# How to prove a property is preserved under isomorphism?

I'm following along an MIT discrete maths course. One problem is as follows:

Determine which among the four graphs pictured in the Figures are isomorphic. If two of these graphs are isomorphic, describe an isomorphism between them. If they are not, give a property that is preserved under isomorphism such that one graph has the property, but the other does not. For at least one of the properties you choose, prove that it is indeed preserved under isomorphism (you only need prove one of them). (source - MIT open courseware 6-042j, assignment 4)

So, let's just consider graph G1 and G2. From examination I would say there is one additional edge in G2 that's not present in G1, so no isomorphism exists. The problem says:

If they are not [isomorphic], give a property that is preserved under isomorphism such that one graph has the property, but the other does not. For at least one of the properties you choose, prove that it is indeed preserved under isomorphism […]

How to proof that? And one more question, how do you usually go about finding isomorphims between graphs? Write down all the edges from one graph and see if they are present in the other?

• Hint: isomorphic graphs have the same "skeleton." Aug 17, 2017 at 2:50
• If two graphs are isomorphic, they have the same number of edges. Therefore if two graphs don't have the same number of edges, they are not isomorphic. Aug 17, 2017 at 2:50
• So you basically write down all the edges in both graph and show with that that one graph has e. g. more edges than the other (as an example)?
– Max
Aug 17, 2017 at 2:51
• For edges you can give mapping between edges for example f(9)=7,f(8)=9,f(7)=8,f(i)=i for others. And give an edge which in between vertices of first graph and not in second graph. Aug 17, 2017 at 3:05

For $G_1$ and $G_2$, they are not isomorphic as every vertex in $G_1$ has degree $3$ but vertex $10$ in $G_2$ has degree $4$.

If they are isomorphic, then they should share the same degree.

To prove that they are not isomorphic, look for graph invariant that are not obeyed, for example

(a) degree,

(b) number of edges,

(c) number of components,

(d) cycle length.

Since graph isomorphism means a relabeling of vertices to match a graph, the above properties are preserved.

To prove that two graphes are isomorphic, construct a bijection between the nodes and check that they are connected in the same way.

Complexity wise:

According to wikipedia page of graph isomorphism, in November 2015, László Babai, a mathematician and computer scientist at the University of Chicago, claimed to have proven that the graph isomorphism problem is solvable in quasi-polynomial time.

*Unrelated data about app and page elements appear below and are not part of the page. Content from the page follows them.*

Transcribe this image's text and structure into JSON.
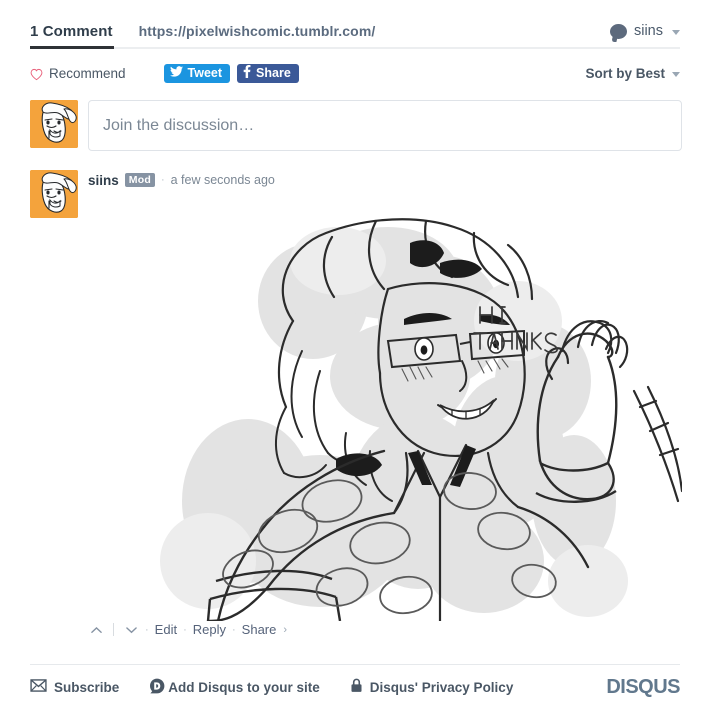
{
  "header": {
    "comment_count_label": "1 Comment",
    "thread_url": "https://pixelwishcomic.tumblr.com/",
    "user": {
      "name": "siins",
      "avatar_icon": "speech-bubble-avatar-icon",
      "dropdown_icon": "chevron-down-icon"
    }
  },
  "toolbar": {
    "recommend_label": "Recommend",
    "recommend_icon": "heart-icon",
    "tweet_label": "Tweet",
    "tweet_icon": "twitter-bird-icon",
    "tweet_color": "#1b95e0",
    "share_label": "Share",
    "share_icon": "facebook-f-icon",
    "share_color": "#3b5998",
    "sort_label": "Sort by Best",
    "sort_icon": "chevron-down-icon"
  },
  "composer": {
    "placeholder": "Join the discussion…",
    "avatar_icon": "user-avatar-cartoon",
    "avatar_bg": "#f4a33c"
  },
  "comment": {
    "author": "siins",
    "badge": "Mod",
    "separator": "·",
    "timestamp": "a few seconds ago",
    "avatar_icon": "user-avatar-cartoon",
    "media": {
      "type": "sketch-drawing",
      "description": "Pencil sketch of a person with glasses waving",
      "handwritten_text_line1": "HI",
      "handwritten_text_line2": "THANKS"
    },
    "actions": {
      "upvote_icon": "chevron-up-icon",
      "downvote_icon": "chevron-down-icon",
      "edit_label": "Edit",
      "reply_label": "Reply",
      "share_label": "Share",
      "share_chevron": "›",
      "dot": "·"
    }
  },
  "footer": {
    "items": [
      {
        "label": "Subscribe",
        "icon": "envelope-icon"
      },
      {
        "label": "Add Disqus to your site",
        "icon": "disqus-d-icon"
      },
      {
        "label": "Disqus' Privacy Policy",
        "icon": "padlock-icon"
      }
    ],
    "logo": "DISQUS",
    "logo_color": "#61788d"
  }
}
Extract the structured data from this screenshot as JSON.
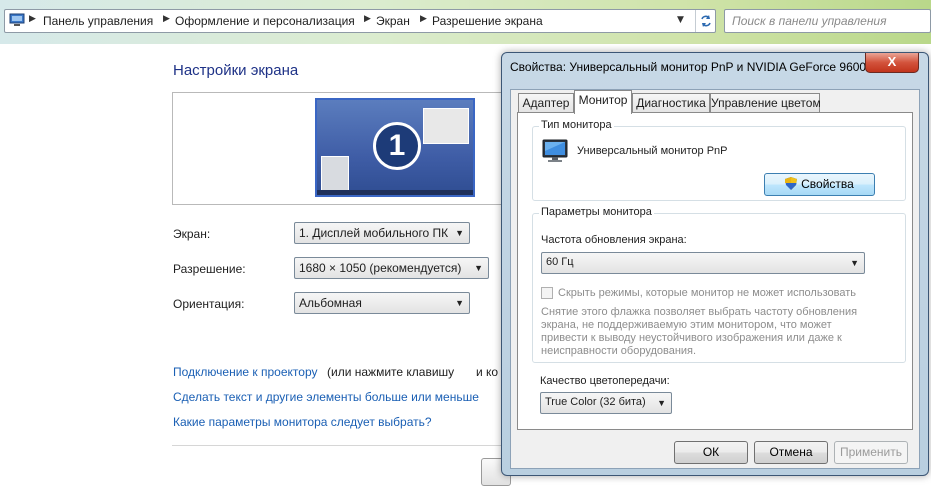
{
  "address_bar": {
    "breadcrumbs": [
      "Панель управления",
      "Оформление и персонализация",
      "Экран",
      "Разрешение экрана"
    ],
    "search_placeholder": "Поиск в панели управления"
  },
  "main": {
    "title": "Настройки экрана",
    "monitor_number": "1",
    "fields": {
      "screen_label": "Экран:",
      "screen_value": "1. Дисплей мобильного ПК",
      "resolution_label": "Разрешение:",
      "resolution_value": "1680 × 1050 (рекомендуется)",
      "orientation_label": "Ориентация:",
      "orientation_value": "Альбомная"
    },
    "links": {
      "projector": "Подключение к проектору",
      "projector_suffix": "(или нажмите клавишу",
      "projector_tail": "и ко",
      "text_size": "Сделать текст и другие элементы больше или меньше",
      "which_params": "Какие параметры монитора следует выбрать?"
    }
  },
  "dialog": {
    "title": "Свойства: Универсальный монитор PnP и NVIDIA GeForce 9600...",
    "close": "X",
    "tabs": [
      "Адаптер",
      "Монитор",
      "Диагностика",
      "Управление цветом"
    ],
    "active_tab": "Монитор",
    "monitor_type": {
      "heading": "Тип монитора",
      "name": "Универсальный монитор PnP",
      "properties_button": "Свойства"
    },
    "monitor_params": {
      "heading": "Параметры монитора",
      "refresh_label": "Частота обновления экрана:",
      "refresh_value": "60 Гц",
      "hide_modes_label": "Скрыть режимы, которые монитор не может использовать",
      "hide_modes_checked": false,
      "note": [
        "Снятие этого флажка позволяет выбрать частоту обновления",
        "экрана, не поддерживаемую этим монитором, что может",
        "привести к выводу неустойчивого изображения или даже к",
        "неисправности оборудования."
      ]
    },
    "color": {
      "label": "Качество цветопередачи:",
      "value": "True Color (32 бита)"
    },
    "buttons": {
      "ok": "ОК",
      "cancel": "Отмена",
      "apply": "Применить"
    }
  }
}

This work has not yet been vetted. In January $2017$, Babai shortly retracted the quasi-polynomiality claim and stated a sub-exponential time time complexity bound instead. He restored the original claim five days later.

No-one seems to have answered your question about how to prove that the properties under isomorphism are preserved, so I thought I'd give it a go. Hopefully you've figured it out by now, but it might be useful for future fellow 6.042ers

The formal definition of isomorphism between two graphs $$G$$ and $$H$$ (and indeed, the one provided by the book) is a bijection $$f\ :\ V(G) \rightarrow V(H)$$ such that,

$$\langle u — v \rangle \in E(G) \Leftrightarrow \langle f(u) — f(v) \in E(H) \rangle$$

for all $$u, v \in V(G)$$

This means an isomorphic function is applied to any given node in $$G$$ to get the corresponding node in $$H$$. It also means the edge between any two nodes in G is also preserved in H.

That is to say, if $$u$$ is adjacent to $$v$$ in $$G$$, then $$f(u)$$ is adjacent to $$f(v)$$ in $$H$$. This means the number of edges does not increase or decrease while performing the isomorphism.

Since the number of edges does not change, it follows that the max degree must also remain the same.$$\blacksquare$$

For edges you can give mapping between edges for example f(9)=7,f(8)=9,f(7)=8,f(i)=i for others. And give an edge which in between vertices of first graph and not in second graph. You should write "a property not preserved under mapping then this mapping is not isomorphism" since if you have already took it isomorphism then what is their to proof? And for an isomorphism both graph should have same no. Of edged as well as same no. Of vertices,so always start with that,sometimes giving a mapping is tough when graphs are very complicated and big.

$G_2$ has fourteen edges, while the others each have fifteen edges. So $G_2$ is not isomorphic to the others.

Of the others, $G_4$ looks particularly simple. It's clear that it has cycles of length four. Indeed each vertex is in two length four cycles. Do either of $G_1$ and $G_3$ share this property?